Start of Information provided

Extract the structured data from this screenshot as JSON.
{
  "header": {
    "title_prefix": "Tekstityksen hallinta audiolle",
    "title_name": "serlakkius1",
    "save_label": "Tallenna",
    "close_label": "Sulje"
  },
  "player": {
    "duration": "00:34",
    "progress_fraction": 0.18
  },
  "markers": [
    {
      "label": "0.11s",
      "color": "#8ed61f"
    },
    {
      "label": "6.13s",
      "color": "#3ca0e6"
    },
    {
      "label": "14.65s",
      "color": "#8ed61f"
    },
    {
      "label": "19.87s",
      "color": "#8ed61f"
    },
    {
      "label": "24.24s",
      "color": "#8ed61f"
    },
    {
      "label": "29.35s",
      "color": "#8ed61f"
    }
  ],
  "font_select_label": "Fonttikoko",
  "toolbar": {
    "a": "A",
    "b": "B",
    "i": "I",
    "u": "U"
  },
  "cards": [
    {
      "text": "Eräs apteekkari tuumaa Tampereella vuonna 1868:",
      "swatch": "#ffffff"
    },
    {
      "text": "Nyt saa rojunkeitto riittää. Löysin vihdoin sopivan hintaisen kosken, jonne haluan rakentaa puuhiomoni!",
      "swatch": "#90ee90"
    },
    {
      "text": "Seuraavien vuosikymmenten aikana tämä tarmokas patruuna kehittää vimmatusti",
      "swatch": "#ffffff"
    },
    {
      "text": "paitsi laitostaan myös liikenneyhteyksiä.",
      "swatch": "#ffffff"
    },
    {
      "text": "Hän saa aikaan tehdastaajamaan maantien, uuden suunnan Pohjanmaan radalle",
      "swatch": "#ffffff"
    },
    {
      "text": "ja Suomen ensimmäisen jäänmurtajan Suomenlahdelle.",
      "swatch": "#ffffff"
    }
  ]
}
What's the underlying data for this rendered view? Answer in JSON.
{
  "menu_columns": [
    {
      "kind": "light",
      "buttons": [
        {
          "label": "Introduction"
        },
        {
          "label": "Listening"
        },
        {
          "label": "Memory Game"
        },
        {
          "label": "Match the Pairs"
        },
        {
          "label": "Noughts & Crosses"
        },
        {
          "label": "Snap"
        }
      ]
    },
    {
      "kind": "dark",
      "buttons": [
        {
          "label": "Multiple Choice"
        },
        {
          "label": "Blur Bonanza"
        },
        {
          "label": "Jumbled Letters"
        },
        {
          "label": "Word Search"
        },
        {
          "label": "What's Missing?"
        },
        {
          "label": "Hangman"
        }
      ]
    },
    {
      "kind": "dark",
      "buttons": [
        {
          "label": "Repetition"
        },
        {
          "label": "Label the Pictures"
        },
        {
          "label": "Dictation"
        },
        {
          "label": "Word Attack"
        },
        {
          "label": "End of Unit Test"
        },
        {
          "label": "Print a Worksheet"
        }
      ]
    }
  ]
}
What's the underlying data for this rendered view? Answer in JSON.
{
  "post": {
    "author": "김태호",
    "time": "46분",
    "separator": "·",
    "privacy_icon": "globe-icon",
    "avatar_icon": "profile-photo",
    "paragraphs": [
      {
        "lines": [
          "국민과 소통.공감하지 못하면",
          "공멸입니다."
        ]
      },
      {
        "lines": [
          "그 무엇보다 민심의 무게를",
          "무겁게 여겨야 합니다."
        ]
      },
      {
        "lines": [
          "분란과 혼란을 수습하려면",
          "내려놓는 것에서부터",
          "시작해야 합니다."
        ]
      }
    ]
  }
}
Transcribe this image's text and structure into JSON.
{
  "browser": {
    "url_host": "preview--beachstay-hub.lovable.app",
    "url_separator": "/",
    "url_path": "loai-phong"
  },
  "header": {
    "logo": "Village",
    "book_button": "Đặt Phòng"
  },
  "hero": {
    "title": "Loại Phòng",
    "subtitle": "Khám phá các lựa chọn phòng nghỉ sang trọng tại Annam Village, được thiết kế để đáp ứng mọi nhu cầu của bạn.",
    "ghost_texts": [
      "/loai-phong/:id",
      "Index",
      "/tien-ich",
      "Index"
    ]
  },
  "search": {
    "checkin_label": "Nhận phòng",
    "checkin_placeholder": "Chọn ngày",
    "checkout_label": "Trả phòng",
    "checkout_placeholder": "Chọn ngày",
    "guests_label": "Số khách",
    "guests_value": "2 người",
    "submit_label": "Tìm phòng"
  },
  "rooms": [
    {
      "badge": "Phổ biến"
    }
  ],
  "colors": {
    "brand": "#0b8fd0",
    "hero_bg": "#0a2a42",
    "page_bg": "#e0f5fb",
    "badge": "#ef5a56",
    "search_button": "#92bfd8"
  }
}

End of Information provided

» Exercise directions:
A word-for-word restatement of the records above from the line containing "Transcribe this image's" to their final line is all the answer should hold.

» The completed task:
Transcribe this image's text and structure into JSON.
{
  "browser": {
    "url_host": "preview--beachstay-hub.lovable.app",
    "url_separator": "/",
    "url_path": "loai-phong"
  },
  "header": {
    "logo": "Village",
    "book_button": "Đặt Phòng"
  },
  "hero": {
    "title": "Loại Phòng",
    "subtitle": "Khám phá các lựa chọn phòng nghỉ sang trọng tại Annam Village, được thiết kế để đáp ứng mọi nhu cầu của bạn.",
    "ghost_texts": [
      "/loai-phong/:id",
      "Index",
      "/tien-ich",
      "Index"
    ]
  },
  "search": {
    "checkin_label": "Nhận phòng",
    "checkin_placeholder": "Chọn ngày",
    "checkout_label": "Trả phòng",
    "checkout_placeholder": "Chọn ngày",
    "guests_label": "Số khách",
    "guests_value": "2 người",
    "submit_label": "Tìm phòng"
  },
  "rooms": [
    {
      "badge": "Phổ biến"
    }
  ],
  "colors": {
    "brand": "#0b8fd0",
    "hero_bg": "#0a2a42",
    "page_bg": "#e0f5fb",
    "badge": "#ef5a56",
    "search_button": "#92bfd8"
  }
}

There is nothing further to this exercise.